Take the 2-minute tour ×
Stack Overflow is a question and answer site for professional and enthusiast programmers. It's 100% free, no registration required.

I am confused about why my date time formatting output for some time zones is changing on my environments.

I have a war, I run this war as a standalone war on Jetty (using Java 1.5), this code

System.out.println(new DateTime().withZone(DateTimeZone.forID("Asia/Kolkata")).toString("zzz"));

Produces Output: IST

When I put this war into an ear, and run on WebSphere 6.1,

Output: '+5:30'

I would desire that "IST" be shown in both places. I suspecting that it has something to do with the class loading, and how Joda finds the Time Zone definitions. If I could just be pointed at some documentation, I would be so grateful.

I am using Joda 1.6.2

share|improve this question

1 Answer 1

up vote 2 down vote accepted

Some documentation on this can be found at http://joda-time.sourceforge.net/tz_update.html - you should make sure, that existing jars in your application server do not override these timezone files.

You could download ftp://elsie.nci.nih.gov/pub/tzdata2011h.tar.gz, and search for the terms 'Kolkata' and 'IST' in the unpacked directory.

Then look up the existing jars in your application server, and see where you find the same filenames in them.
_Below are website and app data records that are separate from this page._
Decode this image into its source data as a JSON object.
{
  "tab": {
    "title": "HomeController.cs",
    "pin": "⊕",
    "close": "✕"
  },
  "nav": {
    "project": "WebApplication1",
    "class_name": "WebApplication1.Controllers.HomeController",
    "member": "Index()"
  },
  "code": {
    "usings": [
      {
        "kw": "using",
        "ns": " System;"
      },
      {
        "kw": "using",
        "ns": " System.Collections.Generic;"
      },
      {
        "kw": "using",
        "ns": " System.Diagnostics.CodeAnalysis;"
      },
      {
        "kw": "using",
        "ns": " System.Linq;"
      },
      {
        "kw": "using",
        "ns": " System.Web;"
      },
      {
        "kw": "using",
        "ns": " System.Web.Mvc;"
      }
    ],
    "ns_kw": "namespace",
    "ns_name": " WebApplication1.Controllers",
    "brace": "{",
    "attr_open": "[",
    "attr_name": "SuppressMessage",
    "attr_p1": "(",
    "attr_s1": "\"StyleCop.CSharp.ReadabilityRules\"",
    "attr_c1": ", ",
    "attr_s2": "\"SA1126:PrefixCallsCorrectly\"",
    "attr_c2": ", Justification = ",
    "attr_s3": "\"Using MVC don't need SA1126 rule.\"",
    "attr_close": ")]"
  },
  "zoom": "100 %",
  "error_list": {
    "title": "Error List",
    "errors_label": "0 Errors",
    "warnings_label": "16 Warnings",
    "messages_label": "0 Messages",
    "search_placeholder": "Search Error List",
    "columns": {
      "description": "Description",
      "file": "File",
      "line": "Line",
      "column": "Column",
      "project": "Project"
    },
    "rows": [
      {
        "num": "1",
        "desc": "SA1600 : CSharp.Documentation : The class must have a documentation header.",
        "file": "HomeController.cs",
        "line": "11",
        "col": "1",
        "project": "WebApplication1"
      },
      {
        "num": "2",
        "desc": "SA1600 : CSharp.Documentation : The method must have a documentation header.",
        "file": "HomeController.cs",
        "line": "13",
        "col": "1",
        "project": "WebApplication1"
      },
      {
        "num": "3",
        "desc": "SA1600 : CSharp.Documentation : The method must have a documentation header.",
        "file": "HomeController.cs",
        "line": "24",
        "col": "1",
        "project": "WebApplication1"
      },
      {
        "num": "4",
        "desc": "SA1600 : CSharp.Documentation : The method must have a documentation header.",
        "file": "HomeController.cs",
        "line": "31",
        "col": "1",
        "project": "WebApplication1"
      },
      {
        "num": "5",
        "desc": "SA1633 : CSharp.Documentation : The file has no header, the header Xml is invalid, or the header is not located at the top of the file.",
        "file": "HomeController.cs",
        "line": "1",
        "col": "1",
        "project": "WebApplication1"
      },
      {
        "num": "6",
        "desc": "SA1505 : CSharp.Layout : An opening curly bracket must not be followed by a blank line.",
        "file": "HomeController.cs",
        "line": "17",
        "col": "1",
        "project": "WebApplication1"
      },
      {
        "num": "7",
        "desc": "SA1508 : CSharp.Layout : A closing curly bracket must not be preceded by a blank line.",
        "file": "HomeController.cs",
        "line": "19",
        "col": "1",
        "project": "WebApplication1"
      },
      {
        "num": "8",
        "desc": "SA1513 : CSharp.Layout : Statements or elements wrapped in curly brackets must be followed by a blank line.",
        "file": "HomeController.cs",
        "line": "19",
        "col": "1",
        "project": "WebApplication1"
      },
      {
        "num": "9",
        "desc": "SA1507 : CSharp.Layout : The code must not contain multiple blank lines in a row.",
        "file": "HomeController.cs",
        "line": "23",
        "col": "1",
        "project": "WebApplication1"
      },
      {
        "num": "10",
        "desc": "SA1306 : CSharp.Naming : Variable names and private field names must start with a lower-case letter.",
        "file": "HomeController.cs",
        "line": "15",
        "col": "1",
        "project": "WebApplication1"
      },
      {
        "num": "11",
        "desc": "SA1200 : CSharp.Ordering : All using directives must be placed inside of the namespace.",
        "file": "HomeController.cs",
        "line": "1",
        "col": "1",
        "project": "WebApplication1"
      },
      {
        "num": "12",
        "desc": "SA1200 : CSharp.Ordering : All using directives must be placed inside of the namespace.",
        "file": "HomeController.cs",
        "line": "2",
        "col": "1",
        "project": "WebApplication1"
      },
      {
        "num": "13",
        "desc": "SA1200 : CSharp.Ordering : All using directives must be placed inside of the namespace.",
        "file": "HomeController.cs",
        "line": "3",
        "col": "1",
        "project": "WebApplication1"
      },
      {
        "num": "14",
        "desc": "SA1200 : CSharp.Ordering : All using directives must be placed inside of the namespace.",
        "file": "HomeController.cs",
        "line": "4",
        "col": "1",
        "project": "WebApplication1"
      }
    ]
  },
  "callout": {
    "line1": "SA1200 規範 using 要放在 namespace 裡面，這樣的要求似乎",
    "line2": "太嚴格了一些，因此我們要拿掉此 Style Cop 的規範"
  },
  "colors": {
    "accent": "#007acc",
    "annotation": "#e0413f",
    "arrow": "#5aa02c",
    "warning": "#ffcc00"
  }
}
I personally like to use my own little little 'grepJars.sh' bash script, which finds a file by filename in all jars/wars/ears in the current directory (not subdirectories!):

#!/bin/bash

searchterm=$1

handleFile()
{
    f=$1
    found=`jar tf "$f"|grep "$searchterm"`
    if [ "$found" ]; then
        echo "-----------------"
        echo "$f"
        echo "-----------------"
        echo "$found"
    fi
}

ls *.?ar|while read f; do handleFile $f; done

Then again, there are probably better search scripts/tools out there...

share|improve this answer

Your Answer

 
discard

By posting your answer, you agree to the privacy policy and terms of service.

Not the answer you're looking for? Browse other questions tagged or ask your own question.